The Amusement Park‘s first screening made clear it needed serious help; Sandra Schulberg and IndieCollect stepped in to help bring it back to life. “It was warped. It was scratched, faded, magenta, all of it. Frame by frame, they did the best they could. I would be called in to look at the process. They worked on sound and everything. I oversaw it but Sandra and her team at IndieCollect were brilliant. Lovely people. And of course it’s right up my alley. They want to protect and preserve and cherish old films!”
It was being with Romero that brought out her love of classic films. “He was a man who loved life, loved to laugh, and loved to watch movies. He thought I was deprived. He spent 12 years educating me. We would get the TCM monthly program and he’d highlight all the films I needed to see. I have to say, with pride, that toward the end there weren’t too many highlighted films. My professor was proud I got to see these movies.”
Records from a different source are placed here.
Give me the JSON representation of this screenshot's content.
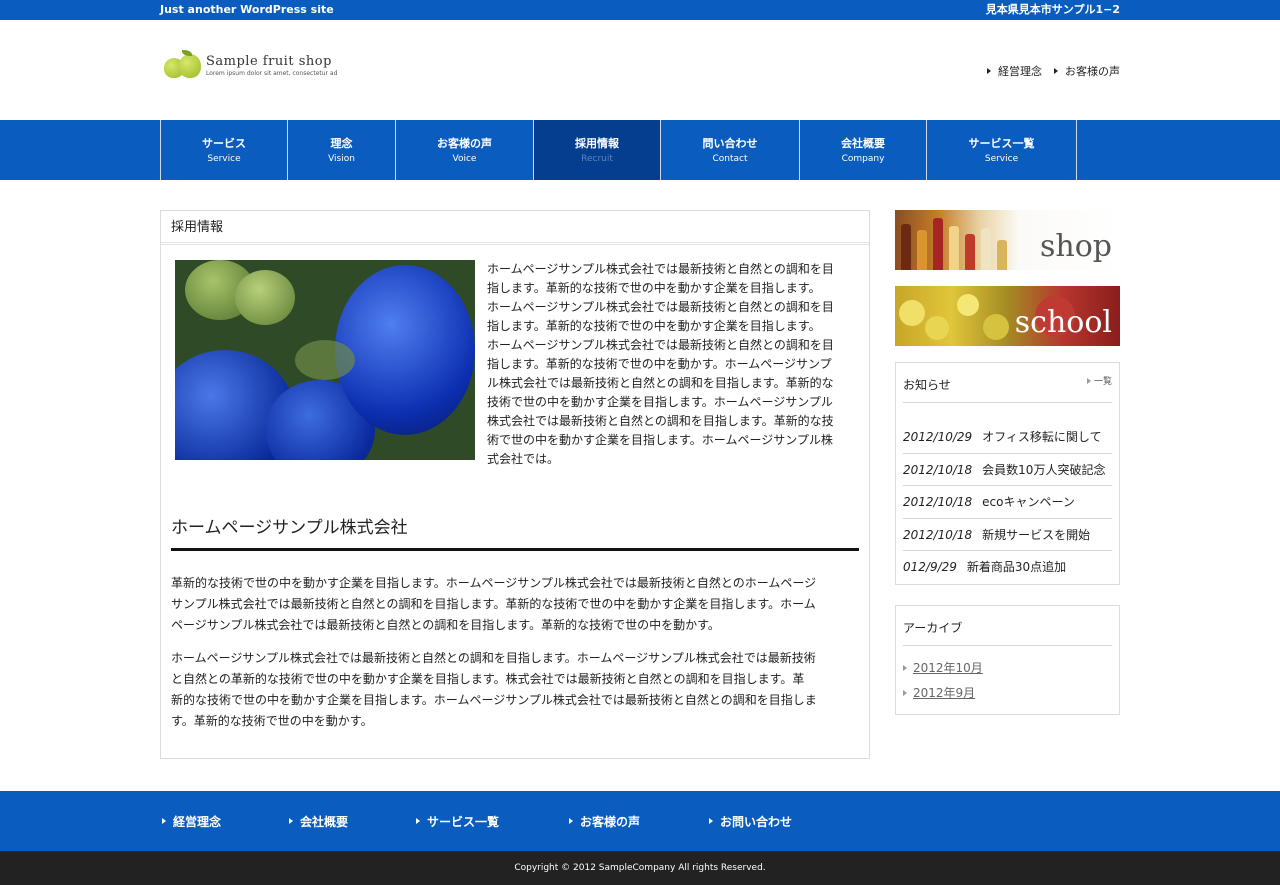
{
  "topbar": {
    "tagline": "Just another WordPress site",
    "address": "見本県見本市サンプル1−2"
  },
  "logo": {
    "name": "Sample fruit shop",
    "tagline": "Lorem ipsum dolor sit amet, consectetur ad"
  },
  "header_links": [
    "経営理念",
    "お客様の声"
  ],
  "nav": [
    {
      "jp": "サービス",
      "en": "Service"
    },
    {
      "jp": "理念",
      "en": "Vision"
    },
    {
      "jp": "お客様の声",
      "en": "Voice"
    },
    {
      "jp": "採用情報",
      "en": "Recruit",
      "active": true
    },
    {
      "jp": "問い合わせ",
      "en": "Contact"
    },
    {
      "jp": "会社概要",
      "en": "Company"
    },
    {
      "jp": "サービス一覧",
      "en": "Service"
    }
  ],
  "content": {
    "page_title": "採用情報",
    "intro_lines": [
      "ホームページサンプル株式会社では最新技術と自然との調和を目",
      "指します。革新的な技術で世の中を動かす企業を目指します。",
      "ホームページサンプル株式会社では最新技術と自然との調和を目",
      "指します。革新的な技術で世の中を動かす企業を目指します。",
      "ホームページサンプル株式会社では最新技術と自然との調和を目",
      "指します。革新的な技術で世の中を動かす。ホームページサンプ",
      "ル株式会社では最新技術と自然との調和を目指します。革新的な",
      "技術で世の中を動かす企業を目指します。ホームページサンプル",
      "株式会社では最新技術と自然との調和を目指します。革新的な技",
      "術で世の中を動かす企業を目指します。ホームページサンプル株",
      "式会社では。"
    ],
    "heading": "ホームページサンプル株式会社",
    "para1_lines": [
      "革新的な技術で世の中を動かす企業を目指します。ホームページサンプル株式会社では最新技術と自然とのホームページ",
      "サンプル株式会社では最新技術と自然との調和を目指します。革新的な技術で世の中を動かす企業を目指します。ホーム",
      "ページサンプル株式会社では最新技術と自然との調和を目指します。革新的な技術で世の中を動かす。"
    ],
    "para2_lines": [
      "ホームページサンプル株式会社では最新技術と自然との調和を目指します。ホームページサンプル株式会社では最新技術",
      "と自然との革新的な技術で世の中を動かす企業を目指します。株式会社では最新技術と自然との調和を目指します。革",
      "新的な技術で世の中を動かす企業を目指します。ホームページサンプル株式会社では最新技術と自然との調和を目指しま",
      "す。革新的な技術で世の中を動かす。"
    ]
  },
  "sidebar": {
    "banner_shop": "shop",
    "banner_school": "school",
    "news_title": "お知らせ",
    "news_more": "一覧",
    "news": [
      {
        "date": "2012/10/29",
        "title": "オフィス移転に関して"
      },
      {
        "date": "2012/10/18",
        "title": "会員数10万人突破記念"
      },
      {
        "date": "2012/10/18",
        "title": "ecoキャンペーン"
      },
      {
        "date": "2012/10/18",
        "title": "新規サービスを開始"
      },
      {
        "date": "012/9/29",
        "title": "新着商品30点追加"
      }
    ],
    "archive_title": "アーカイブ",
    "archive": [
      "2012年10月",
      "2012年9月"
    ]
  },
  "footer_links": [
    "経営理念",
    "会社概要",
    "サービス一覧",
    "お客様の声",
    "お問い合わせ"
  ],
  "copyright": "Copyright © 2012 SampleCompany All rights Reserved."
}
I mention how much Romero spoke about his love for Michael Powell & Emeric Pressburger, specifically their 1951 film The Tales of Hoffmann, and how it struck me that The Amusement Park was the closest he got to emulating their style. “He loved them. You know when he saw Tales of Hoffmann… for the first time he saw how [films were really made]. How Powell managed it. The art, the craft, and he said ‘I can do that. I think I can do that.’ Somebody was asking me, “Do you think The Amusement Park is a stepping stone?’ I think he learned from every movie he did. For him it was very important that he become a solid filmmaker. He studied other directors and took from them. He actually never thought he had a style, but boy does he ever have a style.”
Speaking to the filmmaker’s self-deprecating nature, she said, “It’s funny because, well… not so funny. When he was diagnosed with cancer, he said to me ‘Suze, I don’t wanna talk about business.’ I said ‘Okay, no problem.’ But we were game players, and one night we were playing Scrabble and I very casually asked him what he thought his legacy was and he said, ‘Nobody really cares.’ Okay, wow… that kinda shocked and upset me. He passed away and I kept hearing those words. Kept hearing them. I thought, ‘Jesus that’s not true, I know it’s not true.’ I know those words gave me enough momentum to say, ‘Okay, I’m gonna see what I can do.’ We created the foundation and my job, Scout, is to prove him wrong.”
When she talks about Romero, his work, and their life together, there’s the faintest break in her voice, and it catches; I find myself getting emotional too as she holds up her hand for me to see something. “I still wear my wedding ring because I’m very much in love with my husband.”
The Amusement Park is now streaming on Shudder.